I have been writing and rewriting the same post all this week but have officially swept it away due to increased rambling spurred by lack of human contact. For all our sakes, it has been deleted.
I woke up this week in the middle of the night with a strange allergic reaction. Still on cold medication and not wanting to spend days with a burning eye, I returned to the nice clinic. The doctor was wearing a mask but looked deep into my eyes (to inspect them) but it still felt profoundly intimate.
(Later on a walk a woman would turn to stare at me and I would feel seen, then realize I have been affected by the lack of contact much more than I thought.)
The English speaking doctor prescribed some truly helpful steroid eye drops along with two days worth of medicine with the promise to follow up today. For a moment I thought, is this how national health care increases its salary? Three visits in a week?
Even so, my clinic visits and medicine came to ₩22,800, or 19 USD. If it doesn’t get better, he said, I may need to do an allergy test.
Allergies would make the most sense at this point. Since moving here I’ve had everything from mild food poisoning to fevers that appear and break in a day to chest congestion to swollen eye lids. It’s a battle between a new continent and its flora, the human Petri dish of big city life, and lowly regulated pollutants.
(Busan tutor said “I heard the air in Seoul is good because China factories were shut down.” I laughed and then attempted in my most garbled sentence yet “if that were the case then every day for the last five months should have been green. But they weren’t. We still had many yellow and orange days.” Note: South Korea says China is to blame for most of the pollution here. There is evidence to suggest not all the pollution is from China but peninsular countries are stubborn and China is China so the fault will always lay in a no mans land between them.)
Yet why was I feeling so odd? The pollution was in the green today and I haven’t spent time with another human since who knows when. My dinner plans with Busan Boy and separate walking plans with another friend had to be canceled this week because of my weak immune system.
Then I checked the weather and wouldn’t you know it, the humidity was thirteen percent. Lower than Las Vegas at the same point in time.
At least I’m not completely alone: my online tutor lives in Busan and has similar problems in Seoul. “My boogers turn black,” she told me, in both a truthful and educational sentence.

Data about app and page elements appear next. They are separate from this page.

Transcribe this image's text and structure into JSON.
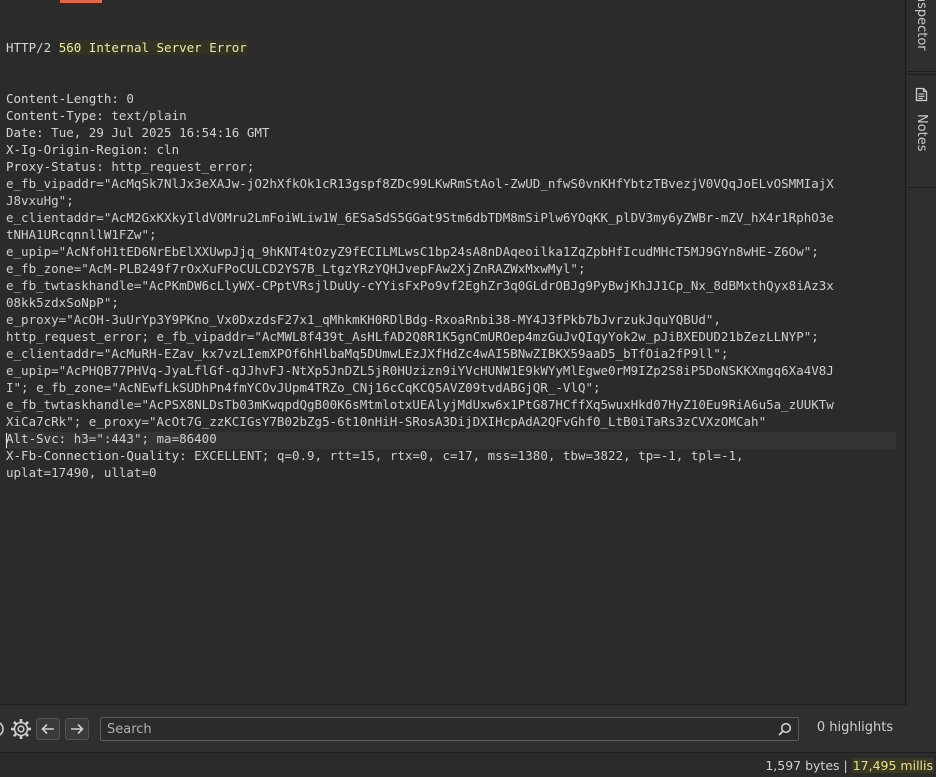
{
  "response": {
    "status_line_prefix": "HTTP/2 ",
    "status_line_value": "560 Internal Server Error",
    "lines": [
      {
        "name": "Content-Length:",
        "value": " 0"
      },
      {
        "name": "Content-Type:",
        "value": " text/plain"
      },
      {
        "name": "Date:",
        "value": " Tue, 29 Jul 2025 16:54:16 GMT"
      },
      {
        "name": "X-Ig-Origin-Region:",
        "value": " cln"
      },
      {
        "name": "Proxy-Status:",
        "value": " http_request_error;"
      },
      {
        "name": "",
        "value": "e_fb_vipaddr=\"AcMqSk7NlJx3eXAJw-jO2hXfkOk1cR13gspf8ZDc99LKwRmStAol-ZwUD_nfwS0vnKHfYbtzTBvezjV0VQqJoELvOSMMIajX"
      },
      {
        "name": "",
        "value": "J8vxuHg\";"
      },
      {
        "name": "",
        "value": "e_clientaddr=\"AcM2GxKXkyIldVOMru2LmFoiWLiw1W_6ESaSdS5GGat9Stm6dbTDM8mSiPlw6YOqKK_plDV3my6yZWBr-mZV_hX4r1RphO3e"
      },
      {
        "name": "",
        "value": "tNHA1URcqnnllW1FZw\";"
      },
      {
        "name": "",
        "value": "e_upip=\"AcNfoH1tED6NrEbElXXUwpJjq_9hKNT4tOzyZ9fECILMLwsC1bp24sA8nDAqeoilka1ZqZpbHfIcudMHcT5MJ9GYn8wHE-Z6Ow\";"
      },
      {
        "name": "",
        "value": "e_fb_zone=\"AcM-PLB249f7rOxXuFPoCULCD2YS7B_LtgzYRzYQHJvepFAw2XjZnRAZWxMxwMyl\";"
      },
      {
        "name": "",
        "value": "e_fb_twtaskhandle=\"AcPKmDW6cLlyWX-CPptVRsjlDuUy-cYYisFxPo9vf2EghZr3q0GLdrOBJg9PyBwjKhJJ1Cp_Nx_8dBMxthQyx8iAz3x"
      },
      {
        "name": "",
        "value": "08kk5zdxSoNpP\";"
      },
      {
        "name": "",
        "value": "e_proxy=\"AcOH-3uUrYp3Y9PKno_Vx0DxzdsF27x1_qMhkmKH0RDlBdg-RxoaRnbi38-MY4J3fPkb7bJvrzukJquYQBUd\","
      },
      {
        "name": "",
        "value": "http_request_error; e_fb_vipaddr=\"AcMWL8f439t_AsHLfAD2Q8R1K5gnCmUROep4mzGuJvQIqyYok2w_pJiBXEDUD21bZezLLNYP\";"
      },
      {
        "name": "",
        "value": "e_clientaddr=\"AcMuRH-EZav_kx7vzLIemXPOf6hHlbaMq5DUmwLEzJXfHdZc4wAI5BNwZIBKX59aaD5_bTfOia2fP9ll\";"
      },
      {
        "name": "",
        "value": "e_upip=\"AcPHQB77PHVq-JyaLflGf-qJJhvFJ-NtXp5JnDZL5jR0HUzizn9iYVcHUNW1E9kWYyMlEgwe0rM9IZp2S8iP5DoNSKKXmgq6Xa4V8J"
      },
      {
        "name": "",
        "value": "I\"; e_fb_zone=\"AcNEwfLkSUDhPn4fmYCOvJUpm4TRZo_CNj16cCqKCQ5AVZ09tvdABGjQR_-VlQ\";"
      },
      {
        "name": "",
        "value": "e_fb_twtaskhandle=\"AcPSX8NLDsTb03mKwqpdQgB00K6sMtmlotxUEAlyjMdUxw6x1PtG87HCffXq5wuxHkd07HyZ10Eu9RiA6u5a_zUUKTw"
      },
      {
        "name": "",
        "value": "XiCa7cRk\"; e_proxy=\"AcOt7G_zzKCIGsY7B02bZg5-6t10nHiH-SRosA3DijDXIHcpAdA2QFvGhf0_LtB0iTaRs3zCVXzOMCah\""
      },
      {
        "name": "Alt-Svc:",
        "value": " h3=\":443\"; ma=86400"
      },
      {
        "name": "X-Fb-Connection-Quality:",
        "value": " EXCELLENT; q=0.9, rtt=15, rtx=0, c=17, mss=1380, tbw=3822, tp=-1, tpl=-1,"
      },
      {
        "name": "",
        "value": "uplat=17490, ullat=0"
      }
    ]
  },
  "side_panel": {
    "inspector_label": "Inspector",
    "notes_label": "Notes"
  },
  "toolbar": {
    "search_placeholder": "Search",
    "highlights_label": "0 highlights"
  },
  "status_bar": {
    "bytes": "1,597 bytes",
    "separator": " | ",
    "millis": "17,495 millis"
  },
  "icons": {
    "settings": "gear-icon",
    "back": "arrow-left-icon",
    "forward": "arrow-right-icon",
    "search": "magnifier-icon",
    "notes": "notes-icon"
  },
  "colors": {
    "background": "#2b2b2b",
    "status_highlight": "#ececa0",
    "accent": "#e0674a"
  }
}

I now know “boogers” in Korean.
Anyway, my point is not to bore you with my mediocre medical complaints. Although I’ll be sweat staining every shirt, I’m looking forward to summer when the air is clean and humid.
Even though the air was too dry today, I said screw it! And walked to the river to watch the sunset. I’m glad I did.
Honestly, these weeks, these months, this entire winter has been weird. I needed something to feel like my old self. My summer self.
Once I reached open space my eyes had trouble adjusting and then I had to wonder just how much time I’ve spent in my little apartment.
Probably too much time.
Before I made it to the river I hit a dead end under a bridge. South Korea is not a place where I need to be worried if I find myself in the shadow of an abandoned bridge at sun down. But my miscalculation led me to something great…
They say cherry blossoms are blooming early this year— but with the virus still raging in the coastal cities and the most famous park for the blooms in Seoul closed to the public through April, I assumed like most of my plans for this year I’d have to wait for next year.
But around the corner and curling over the fence of an apartment complex were a short row of cherry blossom trees, bloomed early like the reports said.
The delight wasn’t over. The sunset on the river was something else. After weeks of poor air quality, I was especially grateful.
I spent another hour walking around as the sun set and saw my first star in what felt like a very long time.
South Korea has been living under a coronavirus reality since January. Truthfully we’re all struggling, whether here of elsewhere.
But I just hold my own hand and tell myself “everything will be alright”.